• [Problem to solve]: A word-for-word retyping of the listing below is required, with the pictures dropped.

• [Record extracts]:
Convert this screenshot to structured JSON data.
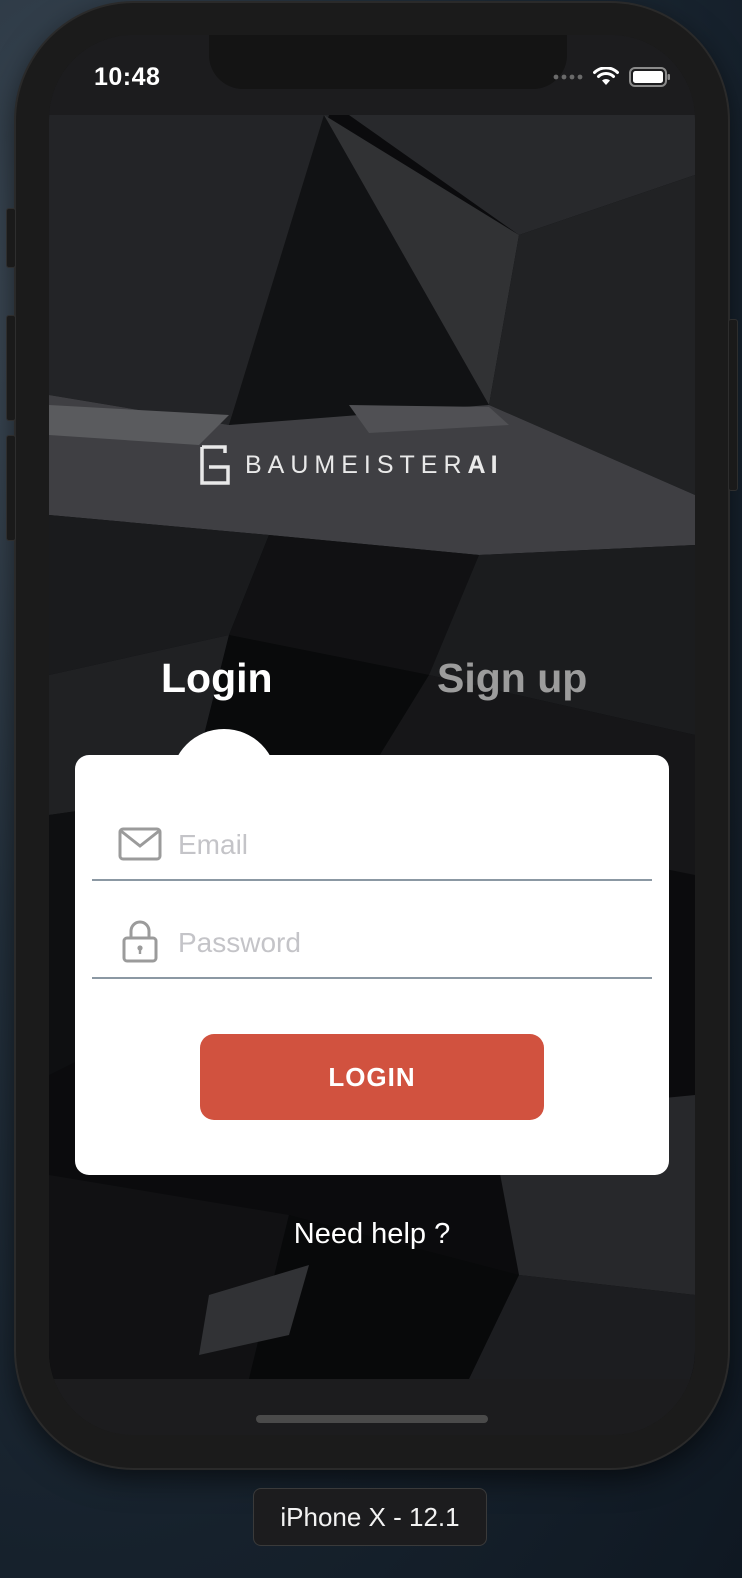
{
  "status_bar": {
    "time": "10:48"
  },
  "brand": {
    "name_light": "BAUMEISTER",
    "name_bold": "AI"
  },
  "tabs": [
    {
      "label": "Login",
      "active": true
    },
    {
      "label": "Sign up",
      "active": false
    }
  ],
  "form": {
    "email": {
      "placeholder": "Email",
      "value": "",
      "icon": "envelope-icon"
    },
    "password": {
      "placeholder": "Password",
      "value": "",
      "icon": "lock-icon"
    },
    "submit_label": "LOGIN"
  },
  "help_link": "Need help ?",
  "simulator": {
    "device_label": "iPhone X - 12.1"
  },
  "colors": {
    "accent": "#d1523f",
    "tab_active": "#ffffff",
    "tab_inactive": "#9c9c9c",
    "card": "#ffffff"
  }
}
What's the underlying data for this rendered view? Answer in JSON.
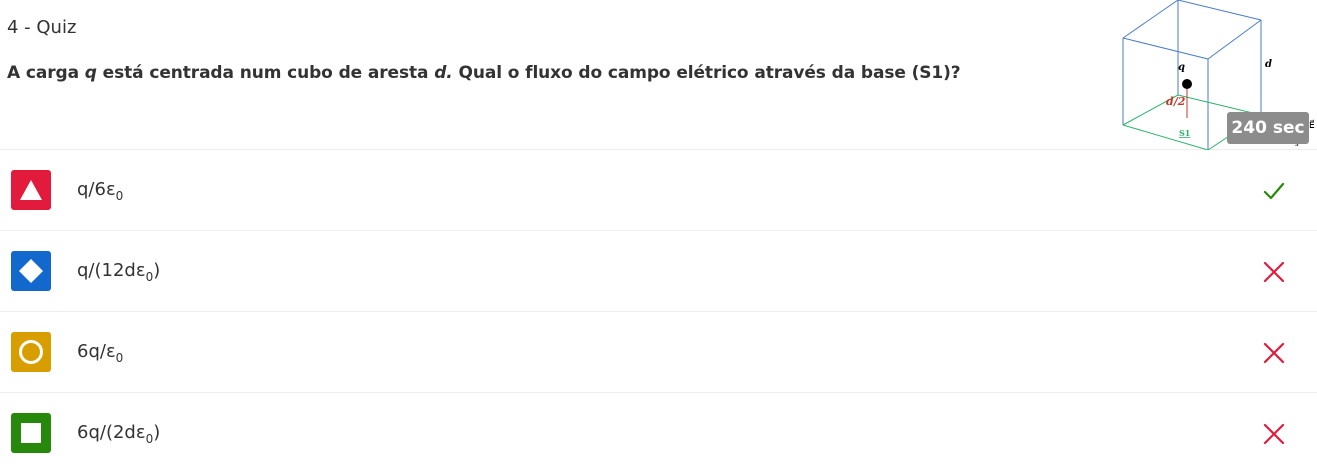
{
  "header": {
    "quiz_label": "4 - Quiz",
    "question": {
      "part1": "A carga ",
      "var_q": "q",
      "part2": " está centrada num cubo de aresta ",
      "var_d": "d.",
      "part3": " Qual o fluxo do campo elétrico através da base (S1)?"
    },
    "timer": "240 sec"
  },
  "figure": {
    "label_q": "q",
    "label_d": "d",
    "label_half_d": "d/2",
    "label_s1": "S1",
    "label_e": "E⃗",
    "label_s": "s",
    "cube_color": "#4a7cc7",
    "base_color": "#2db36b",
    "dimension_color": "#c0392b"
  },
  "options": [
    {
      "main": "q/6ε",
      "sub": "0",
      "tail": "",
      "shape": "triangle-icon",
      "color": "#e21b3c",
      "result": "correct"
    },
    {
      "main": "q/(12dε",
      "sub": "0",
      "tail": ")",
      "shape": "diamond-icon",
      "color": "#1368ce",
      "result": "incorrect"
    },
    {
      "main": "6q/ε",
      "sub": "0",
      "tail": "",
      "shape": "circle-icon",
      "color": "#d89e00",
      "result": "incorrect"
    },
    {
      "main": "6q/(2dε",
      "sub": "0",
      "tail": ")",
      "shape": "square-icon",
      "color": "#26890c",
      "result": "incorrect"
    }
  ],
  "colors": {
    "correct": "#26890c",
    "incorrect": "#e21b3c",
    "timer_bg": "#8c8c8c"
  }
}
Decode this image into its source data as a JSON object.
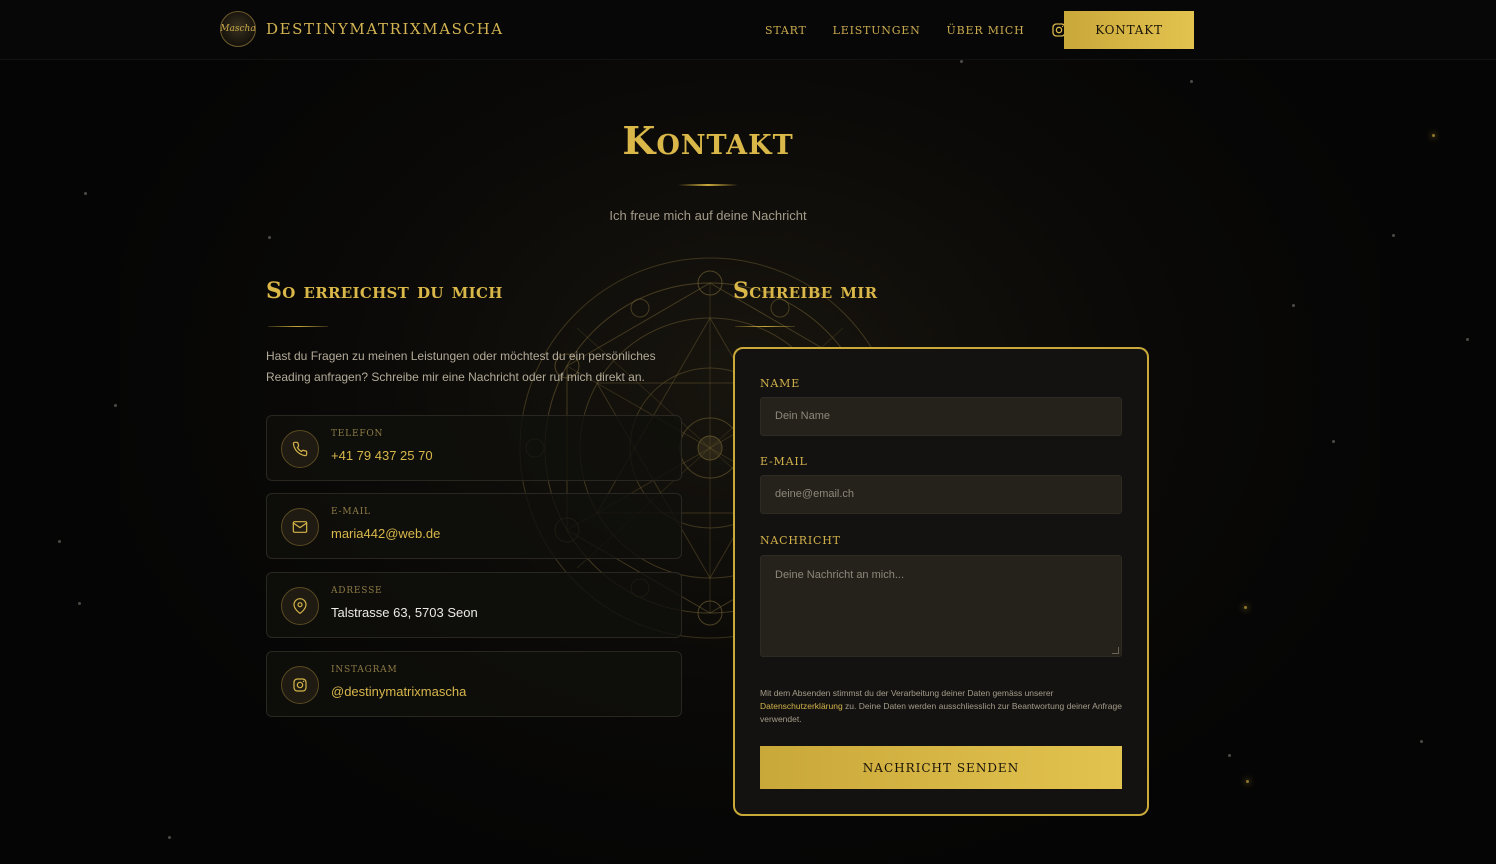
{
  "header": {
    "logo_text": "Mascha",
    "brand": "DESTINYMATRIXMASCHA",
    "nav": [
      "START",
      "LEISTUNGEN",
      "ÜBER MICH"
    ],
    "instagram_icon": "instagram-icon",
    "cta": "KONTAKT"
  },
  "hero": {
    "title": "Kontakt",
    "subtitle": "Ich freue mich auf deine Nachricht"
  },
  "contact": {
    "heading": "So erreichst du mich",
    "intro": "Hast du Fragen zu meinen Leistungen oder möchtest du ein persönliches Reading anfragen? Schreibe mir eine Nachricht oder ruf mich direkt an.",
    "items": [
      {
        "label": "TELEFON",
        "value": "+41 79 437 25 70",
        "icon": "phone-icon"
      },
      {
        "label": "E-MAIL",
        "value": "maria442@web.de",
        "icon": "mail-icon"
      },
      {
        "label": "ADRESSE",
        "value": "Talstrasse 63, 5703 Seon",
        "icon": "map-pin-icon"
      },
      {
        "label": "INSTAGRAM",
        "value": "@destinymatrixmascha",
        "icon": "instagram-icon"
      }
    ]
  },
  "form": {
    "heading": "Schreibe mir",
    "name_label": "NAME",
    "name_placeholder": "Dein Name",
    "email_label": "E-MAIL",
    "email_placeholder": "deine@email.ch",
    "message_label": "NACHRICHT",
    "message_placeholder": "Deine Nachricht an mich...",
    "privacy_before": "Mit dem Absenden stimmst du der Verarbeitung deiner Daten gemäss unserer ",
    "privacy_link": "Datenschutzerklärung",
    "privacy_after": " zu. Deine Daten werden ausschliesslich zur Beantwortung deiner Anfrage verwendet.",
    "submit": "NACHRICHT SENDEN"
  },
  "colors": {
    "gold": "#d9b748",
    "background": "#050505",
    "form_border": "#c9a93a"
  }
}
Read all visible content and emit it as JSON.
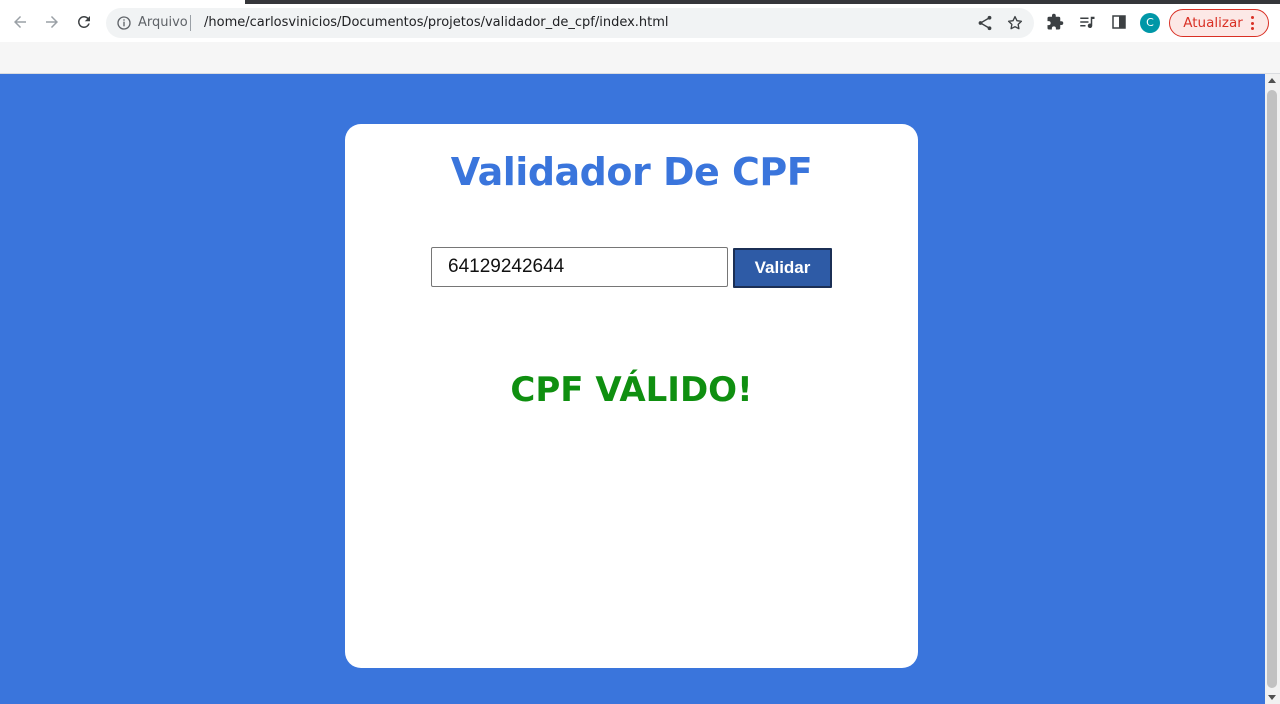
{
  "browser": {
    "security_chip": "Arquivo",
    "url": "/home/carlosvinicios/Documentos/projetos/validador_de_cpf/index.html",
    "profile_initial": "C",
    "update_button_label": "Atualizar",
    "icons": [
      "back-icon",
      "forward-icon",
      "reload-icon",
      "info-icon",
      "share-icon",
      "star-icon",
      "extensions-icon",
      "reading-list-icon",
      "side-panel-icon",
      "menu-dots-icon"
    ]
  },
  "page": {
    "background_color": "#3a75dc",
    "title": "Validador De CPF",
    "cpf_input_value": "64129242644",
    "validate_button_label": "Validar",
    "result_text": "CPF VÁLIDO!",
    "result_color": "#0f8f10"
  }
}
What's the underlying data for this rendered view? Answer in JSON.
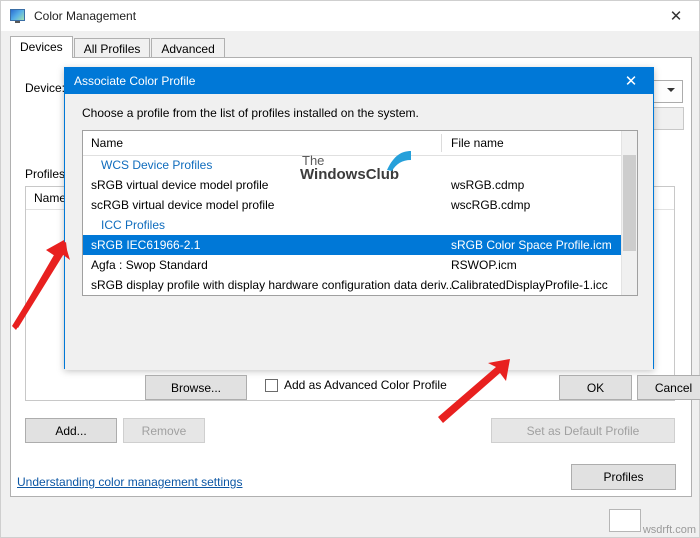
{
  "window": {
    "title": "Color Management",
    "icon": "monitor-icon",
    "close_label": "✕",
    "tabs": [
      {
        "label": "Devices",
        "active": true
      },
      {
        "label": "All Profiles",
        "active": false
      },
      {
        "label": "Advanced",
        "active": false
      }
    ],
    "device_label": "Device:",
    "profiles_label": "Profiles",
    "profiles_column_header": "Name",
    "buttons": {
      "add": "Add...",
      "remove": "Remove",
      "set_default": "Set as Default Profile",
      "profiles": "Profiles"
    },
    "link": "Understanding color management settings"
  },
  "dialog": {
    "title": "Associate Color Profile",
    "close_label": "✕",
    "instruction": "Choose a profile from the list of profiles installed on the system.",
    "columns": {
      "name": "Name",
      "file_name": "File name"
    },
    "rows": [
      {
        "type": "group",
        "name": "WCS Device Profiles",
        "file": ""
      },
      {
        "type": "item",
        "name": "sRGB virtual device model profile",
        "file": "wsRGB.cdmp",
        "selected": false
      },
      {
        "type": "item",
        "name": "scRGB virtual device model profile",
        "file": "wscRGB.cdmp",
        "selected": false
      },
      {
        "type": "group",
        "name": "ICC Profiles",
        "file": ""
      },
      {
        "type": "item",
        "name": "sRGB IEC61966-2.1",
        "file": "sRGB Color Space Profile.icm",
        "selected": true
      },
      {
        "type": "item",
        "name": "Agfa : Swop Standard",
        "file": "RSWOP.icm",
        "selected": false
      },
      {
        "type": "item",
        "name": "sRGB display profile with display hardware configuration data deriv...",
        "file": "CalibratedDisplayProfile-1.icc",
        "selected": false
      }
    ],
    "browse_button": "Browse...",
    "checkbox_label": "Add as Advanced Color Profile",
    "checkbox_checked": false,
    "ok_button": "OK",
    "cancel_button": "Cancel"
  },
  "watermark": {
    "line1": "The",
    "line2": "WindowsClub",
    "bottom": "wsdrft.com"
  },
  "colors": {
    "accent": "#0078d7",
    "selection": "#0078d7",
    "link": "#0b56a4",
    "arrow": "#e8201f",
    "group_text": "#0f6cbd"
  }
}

• [Result of the task]:
Convert this screenshot to structured JSON data.
{
  "status_bar": {
    "time": "10:48"
  },
  "brand": {
    "name_light": "BAUMEISTER",
    "name_bold": "AI"
  },
  "tabs": [
    {
      "label": "Login",
      "active": true
    },
    {
      "label": "Sign up",
      "active": false
    }
  ],
  "form": {
    "email": {
      "placeholder": "Email",
      "value": "",
      "icon": "envelope-icon"
    },
    "password": {
      "placeholder": "Password",
      "value": "",
      "icon": "lock-icon"
    },
    "submit_label": "LOGIN"
  },
  "help_link": "Need help ?",
  "simulator": {
    "device_label": "iPhone X - 12.1"
  },
  "colors": {
    "accent": "#d1523f",
    "tab_active": "#ffffff",
    "tab_inactive": "#9c9c9c",
    "card": "#ffffff"
  }
}
What's the underlying data for this rendered view? Answer in JSON.
{
  "header": {
    "quiz_label": "4 - Quiz",
    "question": {
      "part1": "A carga ",
      "var_q": "q",
      "part2": " está centrada num cubo de aresta ",
      "var_d": "d.",
      "part3": " Qual o fluxo do campo elétrico através da base (S1)?"
    },
    "timer": "240 sec"
  },
  "figure": {
    "label_q": "q",
    "label_d": "d",
    "label_half_d": "d/2",
    "label_s1": "S1",
    "label_e": "E⃗",
    "label_s": "s",
    "cube_color": "#4a7cc7",
    "base_color": "#2db36b",
    "dimension_color": "#c0392b"
  },
  "options": [
    {
      "main": "q/6ε",
      "sub": "0",
      "tail": "",
      "shape": "triangle-icon",
      "color": "#e21b3c",
      "result": "correct"
    },
    {
      "main": "q/(12dε",
      "sub": "0",
      "tail": ")",
      "shape": "diamond-icon",
      "color": "#1368ce",
      "result": "incorrect"
    },
    {
      "main": "6q/ε",
      "sub": "0",
      "tail": "",
      "shape": "circle-icon",
      "color": "#d89e00",
      "result": "incorrect"
    },
    {
      "main": "6q/(2dε",
      "sub": "0",
      "tail": ")",
      "shape": "square-icon",
      "color": "#26890c",
      "result": "incorrect"
    }
  ],
  "colors": {
    "correct": "#26890c",
    "incorrect": "#e21b3c",
    "timer_bg": "#8c8c8c"
  }
}
Decode this image into its source data as a JSON object.
{
  "header": {
    "logo_text": "Mascha",
    "brand": "DESTINYMATRIXMASCHA",
    "nav": [
      "START",
      "LEISTUNGEN",
      "ÜBER MICH"
    ],
    "instagram_icon": "instagram-icon",
    "cta": "KONTAKT"
  },
  "hero": {
    "title": "Kontakt",
    "subtitle": "Ich freue mich auf deine Nachricht"
  },
  "contact": {
    "heading": "So erreichst du mich",
    "intro": "Hast du Fragen zu meinen Leistungen oder möchtest du ein persönliches Reading anfragen? Schreibe mir eine Nachricht oder ruf mich direkt an.",
    "items": [
      {
        "label": "TELEFON",
        "value": "+41 79 437 25 70",
        "icon": "phone-icon"
      },
      {
        "label": "E-MAIL",
        "value": "maria442@web.de",
        "icon": "mail-icon"
      },
      {
        "label": "ADRESSE",
        "value": "Talstrasse 63, 5703 Seon",
        "icon": "map-pin-icon"
      },
      {
        "label": "INSTAGRAM",
        "value": "@destinymatrixmascha",
        "icon": "instagram-icon"
      }
    ]
  },
  "form": {
    "heading": "Schreibe mir",
    "name_label": "NAME",
    "name_placeholder": "Dein Name",
    "email_label": "E-MAIL",
    "email_placeholder": "deine@email.ch",
    "message_label": "NACHRICHT",
    "message_placeholder": "Deine Nachricht an mich...",
    "privacy_before": "Mit dem Absenden stimmst du der Verarbeitung deiner Daten gemäss unserer ",
    "privacy_link": "Datenschutzerklärung",
    "privacy_after": " zu. Deine Daten werden ausschliesslich zur Beantwortung deiner Anfrage verwendet.",
    "submit": "NACHRICHT SENDEN"
  },
  "colors": {
    "gold": "#d9b748",
    "background": "#050505",
    "form_border": "#c9a93a"
  }
}
Read all visible content and emit it as JSON.
{
  "browser": {
    "security_chip": "Arquivo",
    "url": "/home/carlosvinicios/Documentos/projetos/validador_de_cpf/index.html",
    "profile_initial": "C",
    "update_button_label": "Atualizar",
    "icons": [
      "back-icon",
      "forward-icon",
      "reload-icon",
      "info-icon",
      "share-icon",
      "star-icon",
      "extensions-icon",
      "reading-list-icon",
      "side-panel-icon",
      "menu-dots-icon"
    ]
  },
  "page": {
    "background_color": "#3a75dc",
    "title": "Validador De CPF",
    "cpf_input_value": "64129242644",
    "validate_button_label": "Validar",
    "result_text": "CPF VÁLIDO!",
    "result_color": "#0f8f10"
  }
}
What's the underlying data for this rendered view? Answer in JSON.
{
  "window": {
    "title": "Color Management",
    "icon": "monitor-icon",
    "close_label": "✕",
    "tabs": [
      {
        "label": "Devices",
        "active": true
      },
      {
        "label": "All Profiles",
        "active": false
      },
      {
        "label": "Advanced",
        "active": false
      }
    ],
    "device_label": "Device:",
    "profiles_label": "Profiles",
    "profiles_column_header": "Name",
    "buttons": {
      "add": "Add...",
      "remove": "Remove",
      "set_default": "Set as Default Profile",
      "profiles": "Profiles"
    },
    "link": "Understanding color management settings"
  },
  "dialog": {
    "title": "Associate Color Profile",
    "close_label": "✕",
    "instruction": "Choose a profile from the list of profiles installed on the system.",
    "columns": {
      "name": "Name",
      "file_name": "File name"
    },
    "rows": [
      {
        "type": "group",
        "name": "WCS Device Profiles",
        "file": ""
      },
      {
        "type": "item",
        "name": "sRGB virtual device model profile",
        "file": "wsRGB.cdmp",
        "selected": false
      },
      {
        "type": "item",
        "name": "scRGB virtual device model profile",
        "file": "wscRGB.cdmp",
        "selected": false
      },
      {
        "type": "group",
        "name": "ICC Profiles",
        "file": ""
      },
      {
        "type": "item",
        "name": "sRGB IEC61966-2.1",
        "file": "sRGB Color Space Profile.icm",
        "selected": true
      },
      {
        "type": "item",
        "name": "Agfa : Swop Standard",
        "file": "RSWOP.icm",
        "selected": false
      },
      {
        "type": "item",
        "name": "sRGB display profile with display hardware configuration data deriv...",
        "file": "CalibratedDisplayProfile-1.icc",
        "selected": false
      }
    ],
    "browse_button": "Browse...",
    "checkbox_label": "Add as Advanced Color Profile",
    "checkbox_checked": false,
    "ok_button": "OK",
    "cancel_button": "Cancel"
  },
  "watermark": {
    "line1": "The",
    "line2": "WindowsClub",
    "bottom": "wsdrft.com"
  },
  "colors": {
    "accent": "#0078d7",
    "selection": "#0078d7",
    "link": "#0b56a4",
    "arrow": "#e8201f",
    "group_text": "#0f6cbd"
  }
}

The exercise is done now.